Data records for software interfaces:
+-------+

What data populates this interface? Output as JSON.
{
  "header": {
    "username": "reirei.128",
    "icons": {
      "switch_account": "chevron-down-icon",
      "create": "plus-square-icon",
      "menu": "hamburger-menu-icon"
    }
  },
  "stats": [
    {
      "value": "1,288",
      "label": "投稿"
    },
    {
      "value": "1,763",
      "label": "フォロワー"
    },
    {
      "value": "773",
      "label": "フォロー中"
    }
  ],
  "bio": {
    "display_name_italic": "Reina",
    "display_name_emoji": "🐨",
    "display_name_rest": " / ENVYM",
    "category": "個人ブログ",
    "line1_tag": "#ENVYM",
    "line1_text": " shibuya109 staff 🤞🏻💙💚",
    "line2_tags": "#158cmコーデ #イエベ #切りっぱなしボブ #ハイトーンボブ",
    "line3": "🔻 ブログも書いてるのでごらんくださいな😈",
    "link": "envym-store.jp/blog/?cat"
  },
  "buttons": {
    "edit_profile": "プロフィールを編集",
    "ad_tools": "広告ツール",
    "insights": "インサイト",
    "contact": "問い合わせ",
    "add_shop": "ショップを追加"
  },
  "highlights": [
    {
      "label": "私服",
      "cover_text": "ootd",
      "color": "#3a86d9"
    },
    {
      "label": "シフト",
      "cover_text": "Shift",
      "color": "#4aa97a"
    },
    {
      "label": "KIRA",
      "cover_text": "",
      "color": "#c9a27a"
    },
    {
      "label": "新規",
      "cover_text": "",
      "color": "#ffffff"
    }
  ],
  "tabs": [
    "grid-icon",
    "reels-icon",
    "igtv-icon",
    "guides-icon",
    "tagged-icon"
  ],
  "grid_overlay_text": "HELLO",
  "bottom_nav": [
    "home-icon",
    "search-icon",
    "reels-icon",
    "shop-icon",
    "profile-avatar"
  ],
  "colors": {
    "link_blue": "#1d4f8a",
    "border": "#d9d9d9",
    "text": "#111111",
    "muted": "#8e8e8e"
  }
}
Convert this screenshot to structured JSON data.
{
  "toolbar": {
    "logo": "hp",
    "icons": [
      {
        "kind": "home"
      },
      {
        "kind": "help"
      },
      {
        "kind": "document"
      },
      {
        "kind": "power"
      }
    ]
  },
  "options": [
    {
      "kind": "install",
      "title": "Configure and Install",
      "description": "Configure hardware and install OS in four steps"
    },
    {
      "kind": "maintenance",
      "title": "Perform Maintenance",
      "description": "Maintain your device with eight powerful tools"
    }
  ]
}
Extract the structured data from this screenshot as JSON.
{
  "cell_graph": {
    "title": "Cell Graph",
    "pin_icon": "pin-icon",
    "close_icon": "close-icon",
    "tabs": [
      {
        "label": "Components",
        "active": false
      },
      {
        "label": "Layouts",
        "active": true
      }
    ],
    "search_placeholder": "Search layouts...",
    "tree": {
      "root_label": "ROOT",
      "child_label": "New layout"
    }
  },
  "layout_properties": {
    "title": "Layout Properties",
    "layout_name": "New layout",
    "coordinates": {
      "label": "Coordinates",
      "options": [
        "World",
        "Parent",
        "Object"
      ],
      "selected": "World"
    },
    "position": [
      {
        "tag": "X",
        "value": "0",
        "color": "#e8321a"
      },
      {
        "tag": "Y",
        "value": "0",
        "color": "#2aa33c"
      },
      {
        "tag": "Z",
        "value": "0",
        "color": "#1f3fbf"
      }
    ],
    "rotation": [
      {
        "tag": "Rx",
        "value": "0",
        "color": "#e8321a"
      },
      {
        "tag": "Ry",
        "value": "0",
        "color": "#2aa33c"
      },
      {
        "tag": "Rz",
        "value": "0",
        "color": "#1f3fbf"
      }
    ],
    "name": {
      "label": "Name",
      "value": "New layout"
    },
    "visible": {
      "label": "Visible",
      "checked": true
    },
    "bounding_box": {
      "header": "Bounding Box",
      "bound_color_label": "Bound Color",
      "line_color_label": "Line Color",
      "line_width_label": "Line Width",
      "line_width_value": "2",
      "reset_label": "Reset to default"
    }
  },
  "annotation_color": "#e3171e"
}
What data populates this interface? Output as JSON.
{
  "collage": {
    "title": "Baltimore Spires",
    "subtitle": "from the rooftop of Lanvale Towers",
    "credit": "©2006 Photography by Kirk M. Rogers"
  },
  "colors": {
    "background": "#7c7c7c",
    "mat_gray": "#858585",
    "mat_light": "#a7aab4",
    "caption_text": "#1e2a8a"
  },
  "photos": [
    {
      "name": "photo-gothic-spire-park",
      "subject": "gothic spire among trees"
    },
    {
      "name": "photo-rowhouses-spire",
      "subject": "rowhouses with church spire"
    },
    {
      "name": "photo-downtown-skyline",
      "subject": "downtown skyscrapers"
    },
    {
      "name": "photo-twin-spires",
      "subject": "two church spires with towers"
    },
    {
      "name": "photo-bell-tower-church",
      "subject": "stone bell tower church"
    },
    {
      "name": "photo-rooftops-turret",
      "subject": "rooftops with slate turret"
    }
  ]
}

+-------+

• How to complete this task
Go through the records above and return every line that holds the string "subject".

• Solved exercise
      "subject": "gothic spire among trees"
      "subject": "rowhouses with church spire"
      "subject": "downtown skyscrapers"
      "subject": "two church spires with towers"
      "subject": "stone bell tower church"
      "subject": "rooftops with slate turret"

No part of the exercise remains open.